• Exercise prompt: For the data that follows, give the number of lines in which "dotx" appears. Add nothing to it.

• Dataset rows for apps and sites:
******************************

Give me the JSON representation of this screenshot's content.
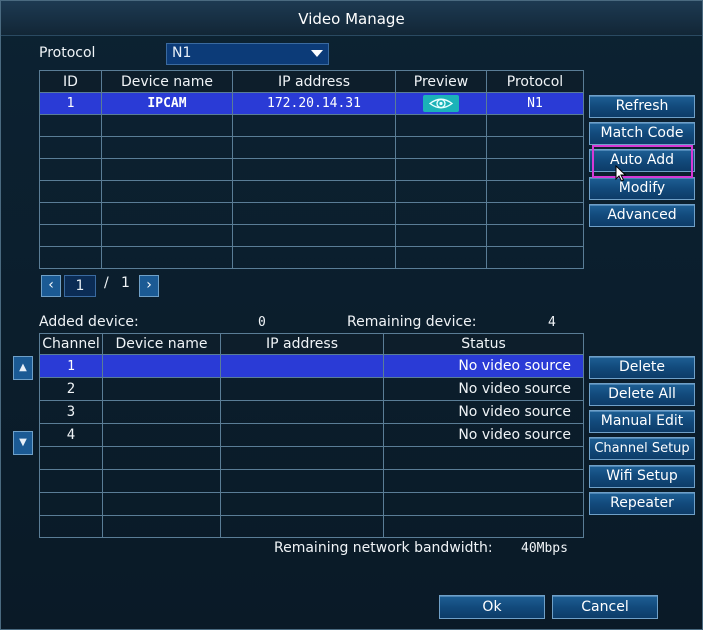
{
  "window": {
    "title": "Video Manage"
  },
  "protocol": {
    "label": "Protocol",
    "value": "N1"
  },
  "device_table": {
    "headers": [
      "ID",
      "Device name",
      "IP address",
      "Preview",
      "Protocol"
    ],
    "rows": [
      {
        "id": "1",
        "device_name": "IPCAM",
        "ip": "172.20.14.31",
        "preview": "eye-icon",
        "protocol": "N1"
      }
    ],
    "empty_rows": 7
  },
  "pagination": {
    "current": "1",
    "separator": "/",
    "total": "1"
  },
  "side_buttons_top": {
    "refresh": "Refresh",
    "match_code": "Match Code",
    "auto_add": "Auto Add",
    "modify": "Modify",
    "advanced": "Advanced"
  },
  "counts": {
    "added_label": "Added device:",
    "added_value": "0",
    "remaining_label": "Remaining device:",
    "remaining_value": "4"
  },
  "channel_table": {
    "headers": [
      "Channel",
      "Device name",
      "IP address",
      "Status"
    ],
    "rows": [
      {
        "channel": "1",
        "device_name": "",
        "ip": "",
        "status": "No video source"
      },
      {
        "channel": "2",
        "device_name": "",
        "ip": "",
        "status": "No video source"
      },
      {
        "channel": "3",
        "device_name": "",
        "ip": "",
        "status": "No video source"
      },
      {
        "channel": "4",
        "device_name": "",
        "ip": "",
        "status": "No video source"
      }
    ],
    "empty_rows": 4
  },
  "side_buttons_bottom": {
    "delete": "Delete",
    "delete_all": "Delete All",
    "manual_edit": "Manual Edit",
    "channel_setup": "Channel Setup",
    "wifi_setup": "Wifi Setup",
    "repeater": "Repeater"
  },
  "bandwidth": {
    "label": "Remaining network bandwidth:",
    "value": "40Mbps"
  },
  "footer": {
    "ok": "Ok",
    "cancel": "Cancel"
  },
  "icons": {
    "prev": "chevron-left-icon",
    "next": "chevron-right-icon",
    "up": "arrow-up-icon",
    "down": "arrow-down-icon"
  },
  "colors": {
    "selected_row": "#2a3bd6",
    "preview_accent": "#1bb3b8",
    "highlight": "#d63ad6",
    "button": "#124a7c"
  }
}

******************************

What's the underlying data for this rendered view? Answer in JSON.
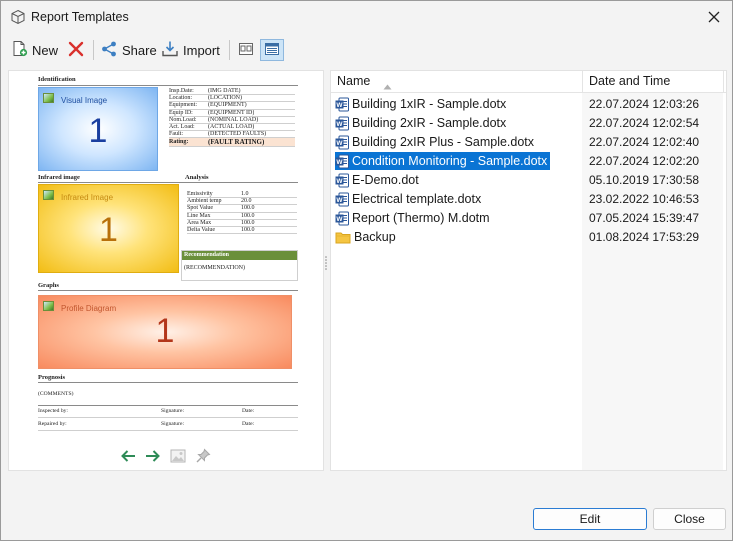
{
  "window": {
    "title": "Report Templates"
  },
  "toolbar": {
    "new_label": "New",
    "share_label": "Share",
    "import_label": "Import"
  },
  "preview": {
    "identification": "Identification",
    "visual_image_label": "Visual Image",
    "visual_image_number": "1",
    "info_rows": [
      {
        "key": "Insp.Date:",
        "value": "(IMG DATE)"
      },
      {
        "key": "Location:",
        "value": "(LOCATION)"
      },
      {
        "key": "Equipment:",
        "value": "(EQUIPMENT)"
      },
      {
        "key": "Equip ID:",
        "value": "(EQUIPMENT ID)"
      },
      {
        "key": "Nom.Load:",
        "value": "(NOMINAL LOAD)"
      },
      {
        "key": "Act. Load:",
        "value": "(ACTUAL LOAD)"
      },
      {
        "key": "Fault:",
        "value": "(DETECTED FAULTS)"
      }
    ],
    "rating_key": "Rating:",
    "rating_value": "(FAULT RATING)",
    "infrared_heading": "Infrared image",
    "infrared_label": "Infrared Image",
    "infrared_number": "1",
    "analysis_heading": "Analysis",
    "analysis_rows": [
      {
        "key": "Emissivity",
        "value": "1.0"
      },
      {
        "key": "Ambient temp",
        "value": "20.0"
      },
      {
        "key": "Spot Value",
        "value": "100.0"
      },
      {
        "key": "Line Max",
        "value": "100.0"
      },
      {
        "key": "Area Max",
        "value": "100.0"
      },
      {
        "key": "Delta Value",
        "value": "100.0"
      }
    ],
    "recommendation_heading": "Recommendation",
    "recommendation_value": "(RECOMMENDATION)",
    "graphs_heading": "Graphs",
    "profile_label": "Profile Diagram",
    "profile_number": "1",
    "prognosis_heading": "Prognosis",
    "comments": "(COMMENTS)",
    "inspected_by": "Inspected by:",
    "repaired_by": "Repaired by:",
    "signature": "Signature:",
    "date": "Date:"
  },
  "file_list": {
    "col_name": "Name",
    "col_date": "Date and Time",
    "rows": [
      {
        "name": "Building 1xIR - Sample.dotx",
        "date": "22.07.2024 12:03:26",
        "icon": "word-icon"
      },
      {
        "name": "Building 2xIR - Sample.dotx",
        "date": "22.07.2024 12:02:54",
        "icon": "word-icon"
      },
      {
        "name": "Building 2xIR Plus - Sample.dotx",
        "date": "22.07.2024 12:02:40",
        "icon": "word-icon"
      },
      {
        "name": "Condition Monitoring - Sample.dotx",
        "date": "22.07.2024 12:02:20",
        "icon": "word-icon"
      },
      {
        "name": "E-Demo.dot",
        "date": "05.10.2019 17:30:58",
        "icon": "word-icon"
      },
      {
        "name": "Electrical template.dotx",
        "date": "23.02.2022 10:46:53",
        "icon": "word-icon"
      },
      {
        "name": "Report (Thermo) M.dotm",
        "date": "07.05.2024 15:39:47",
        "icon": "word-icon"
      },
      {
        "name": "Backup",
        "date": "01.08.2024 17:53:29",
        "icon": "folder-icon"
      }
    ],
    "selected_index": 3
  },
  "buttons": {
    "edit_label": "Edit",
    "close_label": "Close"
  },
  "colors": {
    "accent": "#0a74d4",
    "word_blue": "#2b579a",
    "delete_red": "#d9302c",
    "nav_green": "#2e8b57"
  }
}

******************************

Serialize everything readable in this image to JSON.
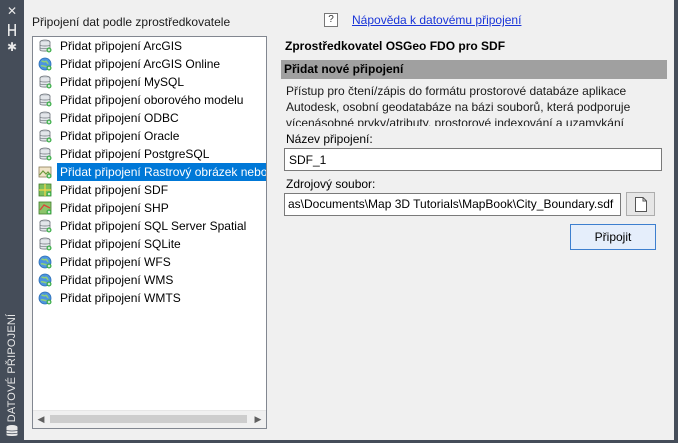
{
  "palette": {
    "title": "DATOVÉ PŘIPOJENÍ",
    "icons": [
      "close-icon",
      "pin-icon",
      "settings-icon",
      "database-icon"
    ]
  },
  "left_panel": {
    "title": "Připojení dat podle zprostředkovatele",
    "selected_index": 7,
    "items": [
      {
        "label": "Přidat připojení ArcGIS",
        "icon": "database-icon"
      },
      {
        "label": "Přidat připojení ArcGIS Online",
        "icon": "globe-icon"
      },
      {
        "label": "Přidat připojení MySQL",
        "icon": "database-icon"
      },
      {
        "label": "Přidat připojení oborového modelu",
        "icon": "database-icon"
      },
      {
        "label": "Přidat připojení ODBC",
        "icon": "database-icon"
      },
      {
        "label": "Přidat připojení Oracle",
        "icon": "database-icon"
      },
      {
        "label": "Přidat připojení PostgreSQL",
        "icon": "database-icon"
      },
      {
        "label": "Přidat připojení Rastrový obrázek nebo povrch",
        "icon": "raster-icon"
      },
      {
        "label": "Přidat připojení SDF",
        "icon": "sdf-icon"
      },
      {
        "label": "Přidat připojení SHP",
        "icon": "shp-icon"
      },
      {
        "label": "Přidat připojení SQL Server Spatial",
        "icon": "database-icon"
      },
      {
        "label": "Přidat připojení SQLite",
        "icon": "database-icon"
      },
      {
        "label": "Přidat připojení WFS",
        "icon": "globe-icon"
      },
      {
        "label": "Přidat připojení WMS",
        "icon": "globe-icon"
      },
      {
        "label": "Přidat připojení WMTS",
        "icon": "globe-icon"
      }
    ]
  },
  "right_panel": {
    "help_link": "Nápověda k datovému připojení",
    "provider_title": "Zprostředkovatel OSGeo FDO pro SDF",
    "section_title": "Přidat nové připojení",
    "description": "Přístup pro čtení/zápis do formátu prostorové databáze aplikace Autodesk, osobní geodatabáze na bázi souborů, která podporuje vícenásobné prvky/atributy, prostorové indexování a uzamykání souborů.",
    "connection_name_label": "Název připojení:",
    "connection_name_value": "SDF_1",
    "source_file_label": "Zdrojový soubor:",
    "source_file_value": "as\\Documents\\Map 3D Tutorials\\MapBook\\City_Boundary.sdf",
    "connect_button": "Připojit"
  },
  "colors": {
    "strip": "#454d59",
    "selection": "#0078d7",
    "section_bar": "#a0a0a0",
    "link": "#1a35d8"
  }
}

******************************

• Exercise result: 5